Single molecule magnets (SMMs) have attracted considerable attention due to low-temperature magnetic hysteresis and fascinating quantum effects. The investigation of these properties requires the possibility to deposit well-defined monolayers or spatially isolated molecules within a well-controlled adsorption geometry. Here we present a successful fabrication of self-organized arrays of Fe4 SMMs on hexagonal boron nitride (h-BN) on Rh(111) as template. Using a rational design of the ligand shell optimized for surface assembly and electrospray as a gentle deposition method, we demonstrate how to obtain ordered arrays of molecules forming perfect hexagonal superlattices of tunable size, from small islands to an almost perfect monolayer. High-resolution low temperature scanning tunneling microscopy (STM) reveals that the Fe4 molecule adsorbs on the substrate in a flat geometry, meaning that its magnetic easy axis is perpendicular to the surface.
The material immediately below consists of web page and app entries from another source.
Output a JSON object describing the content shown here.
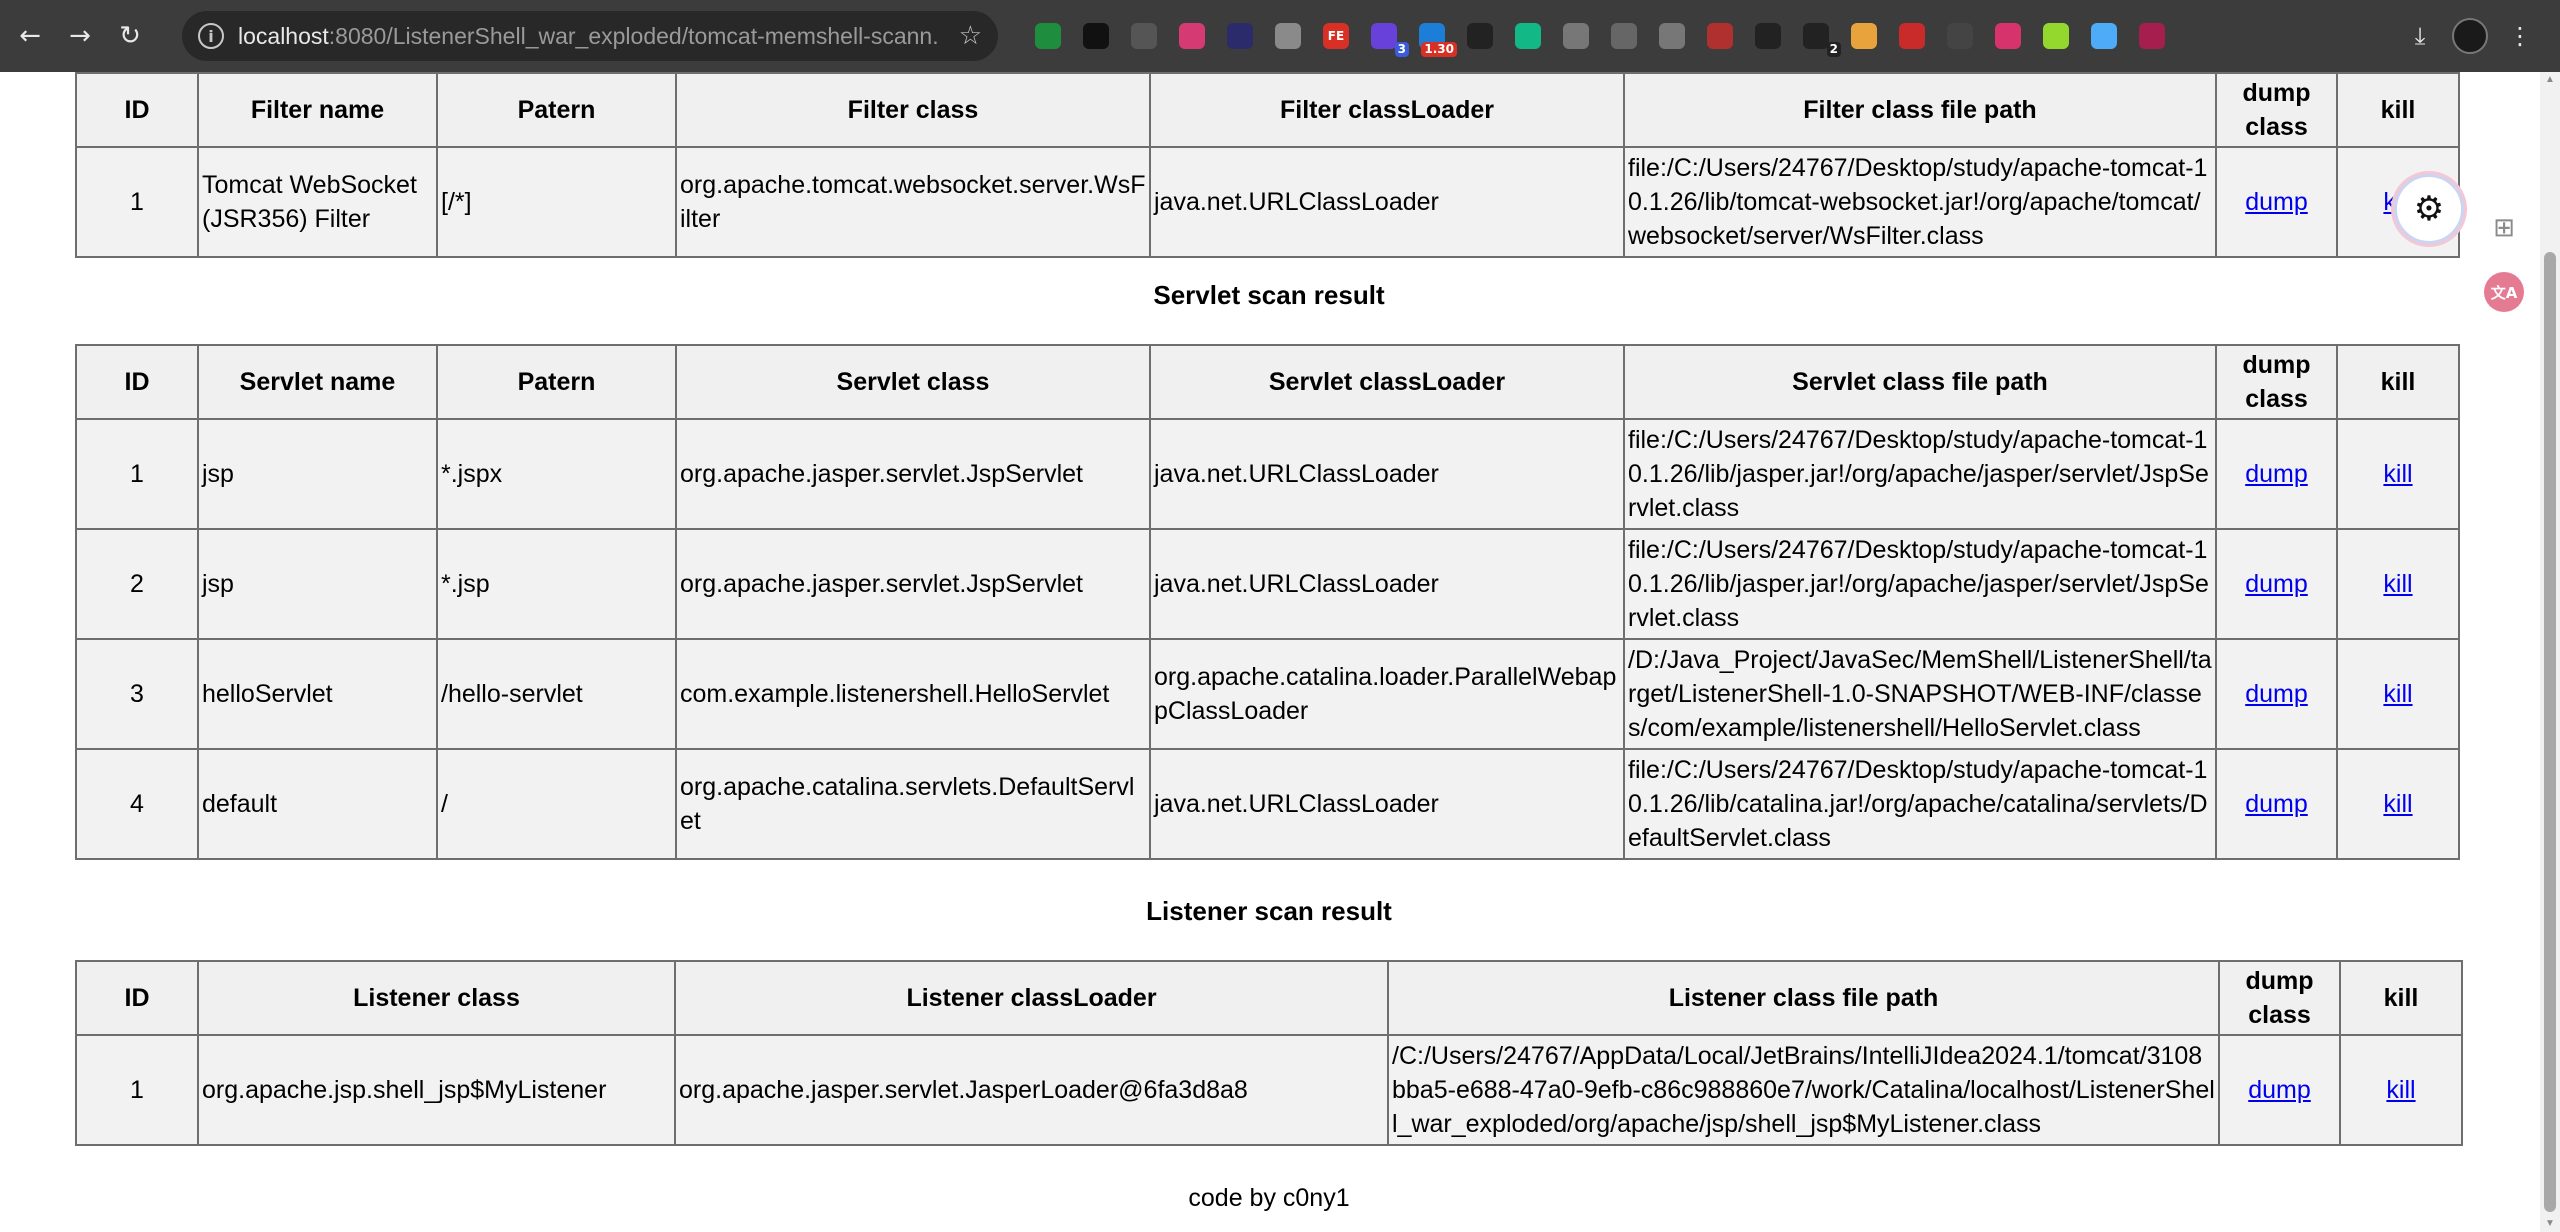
{
  "browser": {
    "url_host": "localhost",
    "url_rest": ":8080/ListenerShell_war_exploded/tomcat-memshell-scann...",
    "extensions": [
      {
        "icon": "shield-ext-icon",
        "color": "#1e8e3e",
        "label": ""
      },
      {
        "icon": "square-ext-icon",
        "color": "#111111",
        "label": ""
      },
      {
        "icon": "hat-ext-icon",
        "color": "#555555",
        "label": ""
      },
      {
        "icon": "translate-ext-icon",
        "color": "#d63a73",
        "label": ""
      },
      {
        "icon": "terminal-ext-icon",
        "color": "#2b2b6b",
        "label": ""
      },
      {
        "icon": "vue-ext-icon",
        "color": "#8a8a8a",
        "label": ""
      },
      {
        "icon": "fe-ext-icon",
        "color": "#d93025",
        "label": "FE"
      },
      {
        "icon": "hexagon-ext-icon",
        "color": "#6741d9",
        "label": "",
        "badge": "3",
        "badge_color": "blue"
      },
      {
        "icon": "timer-ext-icon",
        "color": "#1c7ed6",
        "label": "",
        "badge": "1.30",
        "badge_color": "red"
      },
      {
        "icon": "qr-ext-icon",
        "color": "#222222",
        "label": ""
      },
      {
        "icon": "refresh-ext-icon",
        "color": "#12b886",
        "label": ""
      },
      {
        "icon": "puzzle-grey-ext-icon",
        "color": "#777777",
        "label": ""
      },
      {
        "icon": "copy-ext-icon",
        "color": "#666666",
        "label": ""
      },
      {
        "icon": "gear-ext-icon",
        "color": "#777777",
        "label": ""
      },
      {
        "icon": "spin-ext-icon",
        "color": "#b03030",
        "label": ""
      },
      {
        "icon": "qr2-ext-icon",
        "color": "#222222",
        "label": ""
      },
      {
        "icon": "puzzle-badge-ext-icon",
        "color": "#222222",
        "label": "",
        "badge": "2",
        "badge_color": "dark"
      },
      {
        "icon": "search-ext-icon",
        "color": "#e8a33d",
        "label": ""
      },
      {
        "icon": "recorder-ext-icon",
        "color": "#c92a2a",
        "label": ""
      },
      {
        "icon": "glasses-ext-icon",
        "color": "#444444",
        "label": ""
      },
      {
        "icon": "bookmark-ext-icon",
        "color": "#d6336c",
        "label": ""
      },
      {
        "icon": "dice-ext-icon",
        "color": "#94d82d",
        "label": ""
      },
      {
        "icon": "cube-ext-icon",
        "color": "#4dabf7",
        "label": ""
      },
      {
        "icon": "robot-ext-icon",
        "color": "#a61e4d",
        "label": ""
      }
    ]
  },
  "filter_table": {
    "headers": [
      "ID",
      "Filter name",
      "Patern",
      "Filter class",
      "Filter classLoader",
      "Filter class file path",
      "dump class",
      "kill"
    ],
    "rows": [
      {
        "id": "1",
        "name": "Tomcat WebSocket (JSR356) Filter",
        "pattern": "[/*]",
        "class": "org.apache.tomcat.websocket.server.WsFilter",
        "loader": "java.net.URLClassLoader",
        "path": "file:/C:/Users/24767/Desktop/study/apache-tomcat-10.1.26/lib/tomcat-websocket.jar!/org/apache/tomcat/websocket/server/WsFilter.class",
        "dump": "dump",
        "kill": "kill"
      }
    ]
  },
  "servlet_section_title": "Servlet scan result",
  "servlet_table": {
    "headers": [
      "ID",
      "Servlet name",
      "Patern",
      "Servlet class",
      "Servlet classLoader",
      "Servlet class file path",
      "dump class",
      "kill"
    ],
    "rows": [
      {
        "id": "1",
        "name": "jsp",
        "pattern": "*.jspx",
        "class": "org.apache.jasper.servlet.JspServlet",
        "loader": "java.net.URLClassLoader",
        "path": "file:/C:/Users/24767/Desktop/study/apache-tomcat-10.1.26/lib/jasper.jar!/org/apache/jasper/servlet/JspServlet.class",
        "dump": "dump",
        "kill": "kill"
      },
      {
        "id": "2",
        "name": "jsp",
        "pattern": "*.jsp",
        "class": "org.apache.jasper.servlet.JspServlet",
        "loader": "java.net.URLClassLoader",
        "path": "file:/C:/Users/24767/Desktop/study/apache-tomcat-10.1.26/lib/jasper.jar!/org/apache/jasper/servlet/JspServlet.class",
        "dump": "dump",
        "kill": "kill"
      },
      {
        "id": "3",
        "name": "helloServlet",
        "pattern": "/hello-servlet",
        "class": "com.example.listenershell.HelloServlet",
        "loader": "org.apache.catalina.loader.ParallelWebappClassLoader",
        "path": "/D:/Java_Project/JavaSec/MemShell/ListenerShell/target/ListenerShell-1.0-SNAPSHOT/WEB-INF/classes/com/example/listenershell/HelloServlet.class",
        "dump": "dump",
        "kill": "kill"
      },
      {
        "id": "4",
        "name": "default",
        "pattern": "/",
        "class": "org.apache.catalina.servlets.DefaultServlet",
        "loader": "java.net.URLClassLoader",
        "path": "file:/C:/Users/24767/Desktop/study/apache-tomcat-10.1.26/lib/catalina.jar!/org/apache/catalina/servlets/DefaultServlet.class",
        "dump": "dump",
        "kill": "kill"
      }
    ]
  },
  "listener_section_title": "Listener scan result",
  "listener_table": {
    "headers": [
      "ID",
      "Listener class",
      "Listener classLoader",
      "Listener class file path",
      "dump class",
      "kill"
    ],
    "rows": [
      {
        "id": "1",
        "class": "org.apache.jsp.shell_jsp$MyListener",
        "loader": "org.apache.jasper.servlet.JasperLoader@6fa3d8a8",
        "path": "/C:/Users/24767/AppData/Local/JetBrains/IntelliJIdea2024.1/tomcat/3108bba5-e688-47a0-9efb-c86c988860e7/work/Catalina/localhost/ListenerShell_war_exploded/org/apache/jsp/shell_jsp$MyListener.class",
        "dump": "dump",
        "kill": "kill"
      }
    ]
  },
  "footer": "code by c0ny1",
  "side": {
    "translate_label": "文A"
  }
}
By scanning tunneling spectroscopy (STS) and density functional theory (DFT) calculations, we infer that the majority- and minority-spin components of the spin-split lowest unoccupied molecular orbital (LUMO) can be addressed separately on a submolecular level.
P. Erler, P. Schmitt, N. Barth, A. Irmler, S. Bouvron, T. Huhn, U.Groth, F.Pauly, L. Gragnaniello, and M. Fonin
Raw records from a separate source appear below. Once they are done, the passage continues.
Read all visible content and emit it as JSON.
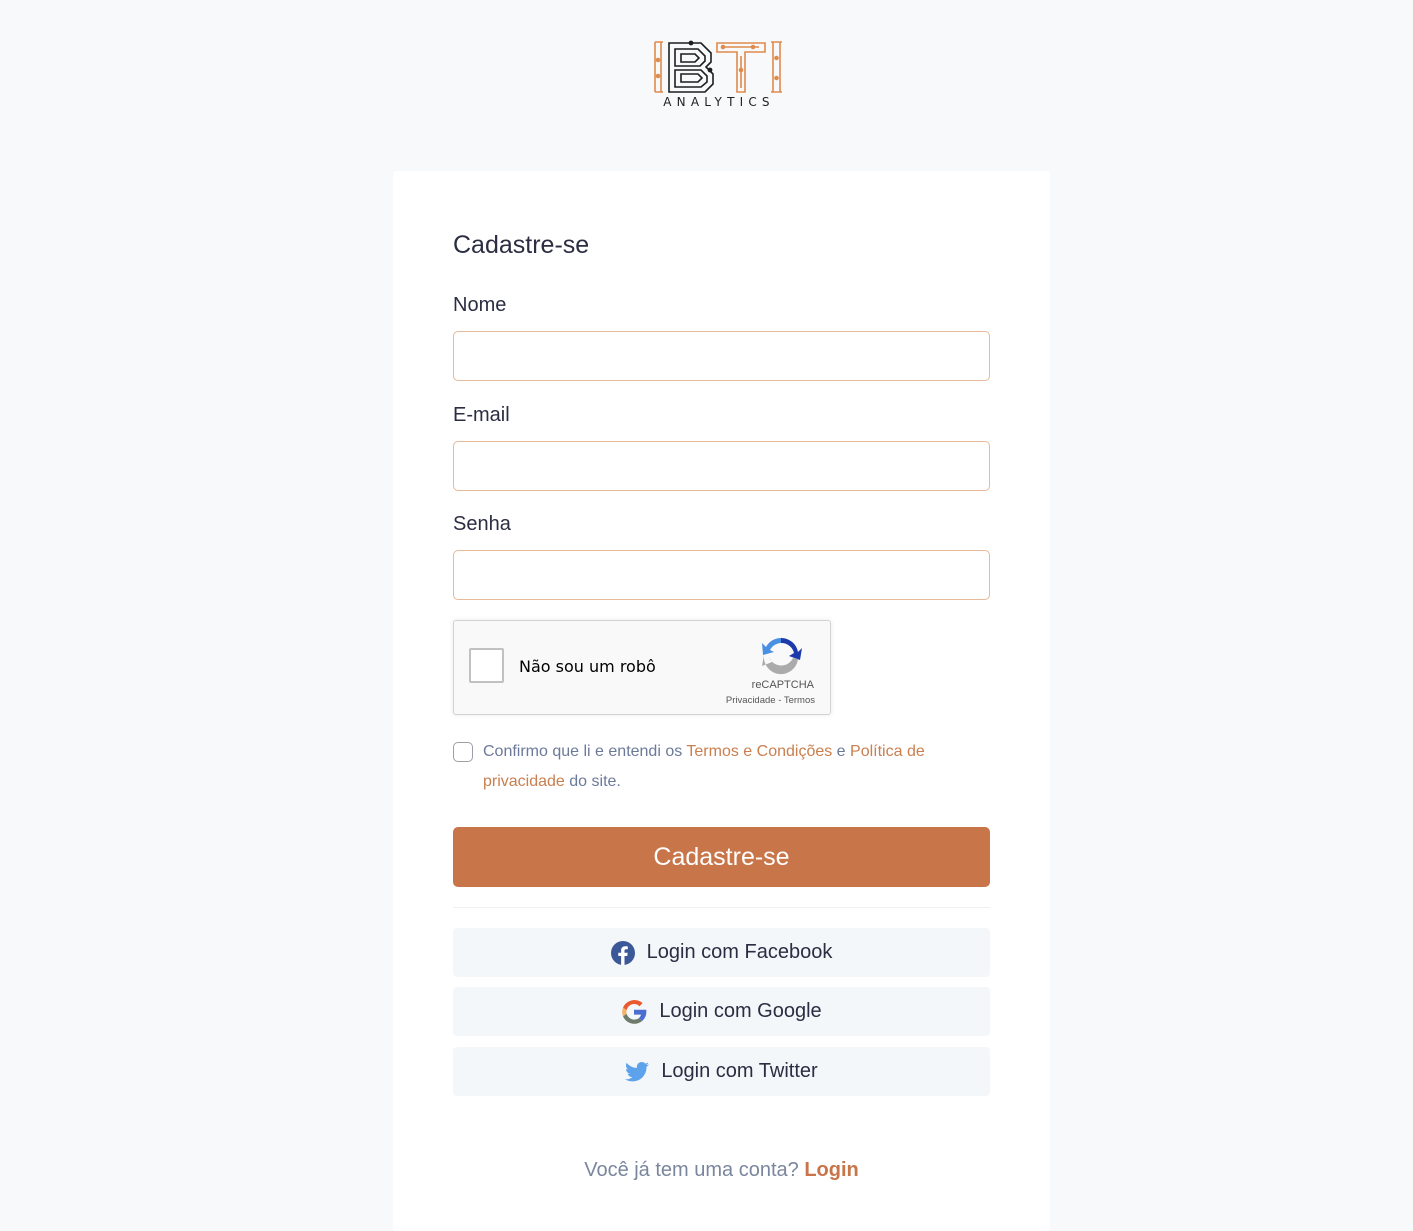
{
  "brand": {
    "logo_letters": "BTI",
    "logo_subtitle": "ANALYTICS",
    "accent_color": "#c8754a"
  },
  "form": {
    "title": "Cadastre-se",
    "fields": [
      {
        "label": "Nome",
        "value": "",
        "placeholder": ""
      },
      {
        "label": "E-mail",
        "value": "",
        "placeholder": ""
      },
      {
        "label": "Senha",
        "value": "",
        "placeholder": ""
      }
    ],
    "recaptcha": {
      "label": "Não sou um robô",
      "brand": "reCAPTCHA",
      "privacy": "Privacidade",
      "separator": "-",
      "terms": "Termos",
      "checked": false
    },
    "terms": {
      "checked": false,
      "text_1": "Confirmo que li e entendi os ",
      "link_terms": "Termos e Condições",
      "text_2": " e ",
      "link_privacy": "Política de privacidade",
      "text_3": " do site."
    },
    "submit_label": "Cadastre-se"
  },
  "social": [
    {
      "label": "Login com Facebook",
      "icon": "facebook-icon"
    },
    {
      "label": "Login com Google",
      "icon": "google-icon"
    },
    {
      "label": "Login com Twitter",
      "icon": "twitter-icon"
    }
  ],
  "footer": {
    "prompt": "Você já tem uma conta? ",
    "login_link": "Login"
  }
}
Highly Ordered Surface Self-Assembly of Fe4 Single Molecule Magnets
Nano Letters, Article ASAP (2015)
Publication Date (Web): June 18, 2015
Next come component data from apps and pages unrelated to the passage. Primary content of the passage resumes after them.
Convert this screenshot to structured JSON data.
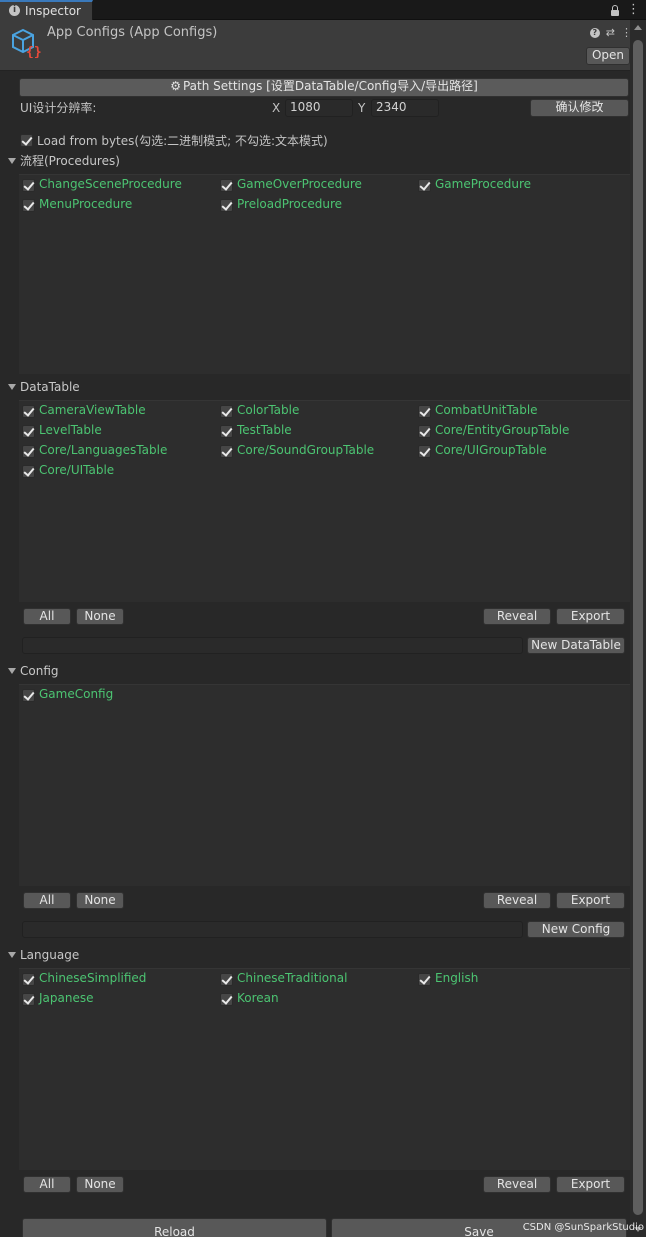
{
  "tab": {
    "title": "Inspector"
  },
  "header": {
    "title": "App Configs (App Configs)",
    "open_label": "Open"
  },
  "path_settings_label": "Path Settings [设置DataTable/Config导入/导出路径]",
  "resolution": {
    "label": "UI设计分辨率:",
    "x_label": "X",
    "x_value": "1080",
    "y_label": "Y",
    "y_value": "2340",
    "confirm_label": "确认修改"
  },
  "load_from_bytes": {
    "label": "Load from bytes(勾选:二进制模式; 不勾选:文本模式)",
    "checked": true
  },
  "procedures": {
    "title": "流程(Procedures)",
    "items": [
      "ChangeSceneProcedure",
      "GameOverProcedure",
      "GameProcedure",
      "MenuProcedure",
      "PreloadProcedure"
    ]
  },
  "datatable": {
    "title": "DataTable",
    "items": [
      "CameraViewTable",
      "ColorTable",
      "CombatUnitTable",
      "LevelTable",
      "TestTable",
      "Core/EntityGroupTable",
      "Core/LanguagesTable",
      "Core/SoundGroupTable",
      "Core/UIGroupTable",
      "Core/UITable"
    ],
    "all_label": "All",
    "none_label": "None",
    "reveal_label": "Reveal",
    "export_label": "Export",
    "new_value": "",
    "new_label": "New DataTable"
  },
  "config": {
    "title": "Config",
    "items": [
      "GameConfig"
    ],
    "all_label": "All",
    "none_label": "None",
    "reveal_label": "Reveal",
    "export_label": "Export",
    "new_value": "",
    "new_label": "New Config"
  },
  "language": {
    "title": "Language",
    "items": [
      "ChineseSimplified",
      "ChineseTraditional",
      "English",
      "Japanese",
      "Korean"
    ],
    "all_label": "All",
    "none_label": "None",
    "reveal_label": "Reveal",
    "export_label": "Export"
  },
  "bottom": {
    "reload_label": "Reload",
    "save_label": "Save"
  },
  "watermark": "CSDN @SunSparkStudio",
  "colors": {
    "item_text": "#4cc472",
    "background": "#282828",
    "panel": "#2d2d2d",
    "button": "#585858",
    "tab_accent": "#3a79bb"
  },
  "icons": {
    "tab": "info-icon",
    "lock": "lock-icon",
    "menu": "kebab-menu-icon",
    "asset": "app-configs-asset-icon",
    "help": "help-icon",
    "presets": "presets-icon",
    "gear": "gear-icon",
    "foldout": "foldout-arrow-icon"
  }
}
A major goal of molecular electronics is the development and implementation of devices such as single-molecular switches. Here, measurements are presented that show the controlled in situ switching of diarylethene molecules from their nonconductive to conductive state in contact to gold nanoelectrodes via controlled light irradiation. Both the conductance and the quantum yield for switching of these molecules are within a range making the molecules suitable for actual devices. The conductance of the molecular junctions in the opened and closed states is characterized and the molecular level E0, which dominates the current transport in the closed state, and its level broadening Γ are identified. The obtained results show a clear light-induced ring forming isomerization of the single-molecule junctions. Electron withdrawing side-groups lead to a reduction of conductance, but do not influence the efficiency of the switching mechanism. Quantum chemical calculations of the light-induced switching processes correlate these observations with the fundamentally different low-lying electronic states of the opened and closed forms and their comparably small modification by electron-withdrawing substituents. This full characterization of a molecular switch operated in a molecular junction is an important step toward the development of real molecular electronics devices.
T. Sendler, K. Luka-Guth, M. Wiese, Lokamani, J. Wolf, M. Helm, S. Gemming, J. Kerbusch, E. Scheer, T. Huhn, and A. Erbe
Light-Induced Switching of Tunable Single-Molecule Junctions
Adv. Sci. 2015, 1500017
Pressemitteilung Uni Konstanz